With one out in the seventh, Marcum issued a walk to Josh Hamilton. Texas designated hitter Vladimir Guerrero followed by drilling an 0-1 offering into right field for a single, leading to an eruption of cheers from the 50,299 fans on hand. Nelson Cruz then reached down and caught up with a low pitch from Marcum, sending the baseball into the Rangers' bullpen for a three-run home run to knot the score at 3.
"The home run Nelson hit was a good pitch," Marcum said. "If he doesn't swing, it's probably called a ball and we're sitting there with a 3-2 count. You've got to give him some credit for getting some wood on it and getting it up in that jet stream and getting it out of here."
As a result of the Rangers' rally, the gem that Indians' great Bob Feller fashioned against the White Sox on April 16, 1940, remains the only no-hitter on Opening Day in baseball history. Likewise, Dave Stieb remains the only Blue Jays pitcher in team history to hold an opponent to no hits (Sept. 2, 1990 against Cleveland).
Cruz's swing effectively erased the early work of the Blue Jays' offense. Wells began his 3-for-4 day with a two-run homer off Rangers starter Scott Feldman, pushing Toronto to a 2-0 lead in the first inning. In the third, designated hitter Adam Lind yanked an offering from Feldman down the right-field line, where the baseball rocketed into the seats for a solo shot.
Marcum still managed to nearly walk away the winner, though. In the eighth inning, Rangers reliever Neftali Feliz slipped into a bases-loaded jam with one out after allowing a double and issuing two walks (one intentional). Wells came through again, this time sending an 0-2 pitch just beyond the reach of Texas shortstop Elvis Andrus for a single to give the Jays a 4-3 advantage.
Blue Jays setup man Scott Downs did his part, holding Texas in check in the bottom of the eighth. Frasor ran into trouble right away, though, surrendering a leadoff double to Michael Young in the ninth. Three batters later, Cruz pulled the game into a 4-4 deadlock with an RBI double that dropped into right. Saltalamacchia later ended things with a game-winning single.
Frasor was at a loss.
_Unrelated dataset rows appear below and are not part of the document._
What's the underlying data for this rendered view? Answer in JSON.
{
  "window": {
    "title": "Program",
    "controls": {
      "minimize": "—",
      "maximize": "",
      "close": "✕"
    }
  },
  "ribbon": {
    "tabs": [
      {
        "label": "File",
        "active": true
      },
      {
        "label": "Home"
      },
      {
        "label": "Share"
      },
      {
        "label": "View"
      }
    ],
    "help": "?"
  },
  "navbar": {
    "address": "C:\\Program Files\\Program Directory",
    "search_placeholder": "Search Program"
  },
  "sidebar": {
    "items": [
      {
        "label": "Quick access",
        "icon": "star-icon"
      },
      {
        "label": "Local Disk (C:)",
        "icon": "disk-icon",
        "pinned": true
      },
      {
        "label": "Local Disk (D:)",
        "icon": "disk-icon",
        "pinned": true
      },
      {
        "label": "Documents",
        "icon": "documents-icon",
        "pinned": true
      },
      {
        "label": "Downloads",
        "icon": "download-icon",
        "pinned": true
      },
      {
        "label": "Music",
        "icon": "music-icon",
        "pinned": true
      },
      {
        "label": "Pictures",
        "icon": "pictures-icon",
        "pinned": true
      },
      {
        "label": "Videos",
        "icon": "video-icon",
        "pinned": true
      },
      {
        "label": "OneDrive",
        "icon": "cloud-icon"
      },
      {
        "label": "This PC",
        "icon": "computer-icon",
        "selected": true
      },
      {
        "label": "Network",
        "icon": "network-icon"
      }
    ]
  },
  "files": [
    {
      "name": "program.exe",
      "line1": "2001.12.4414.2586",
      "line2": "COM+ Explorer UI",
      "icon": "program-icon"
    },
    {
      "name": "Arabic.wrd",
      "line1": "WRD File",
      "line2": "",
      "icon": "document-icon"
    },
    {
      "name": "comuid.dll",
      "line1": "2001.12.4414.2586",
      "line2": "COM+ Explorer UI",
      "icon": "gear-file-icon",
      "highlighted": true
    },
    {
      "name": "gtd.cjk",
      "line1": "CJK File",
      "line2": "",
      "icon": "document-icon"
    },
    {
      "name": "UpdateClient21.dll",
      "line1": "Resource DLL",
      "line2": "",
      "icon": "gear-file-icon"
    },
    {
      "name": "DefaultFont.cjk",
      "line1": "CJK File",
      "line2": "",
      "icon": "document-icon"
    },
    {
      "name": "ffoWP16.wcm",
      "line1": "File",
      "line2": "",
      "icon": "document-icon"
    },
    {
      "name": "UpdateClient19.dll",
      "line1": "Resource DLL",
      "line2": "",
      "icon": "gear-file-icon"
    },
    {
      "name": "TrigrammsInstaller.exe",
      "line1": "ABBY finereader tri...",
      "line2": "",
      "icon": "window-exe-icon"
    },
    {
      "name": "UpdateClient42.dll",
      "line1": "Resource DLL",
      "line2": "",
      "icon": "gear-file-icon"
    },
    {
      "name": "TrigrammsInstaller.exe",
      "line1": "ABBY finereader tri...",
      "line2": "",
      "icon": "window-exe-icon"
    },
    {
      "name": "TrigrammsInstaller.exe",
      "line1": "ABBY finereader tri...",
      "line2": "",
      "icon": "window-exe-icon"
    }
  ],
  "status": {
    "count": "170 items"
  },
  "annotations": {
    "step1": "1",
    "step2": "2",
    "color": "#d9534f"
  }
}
"I feel bad for Shaun," Frasor said. "What a performance."
Jordan Bastian is a reporter for MLB.com. This story was not subject to the approval of Major League Baseball or its clubs.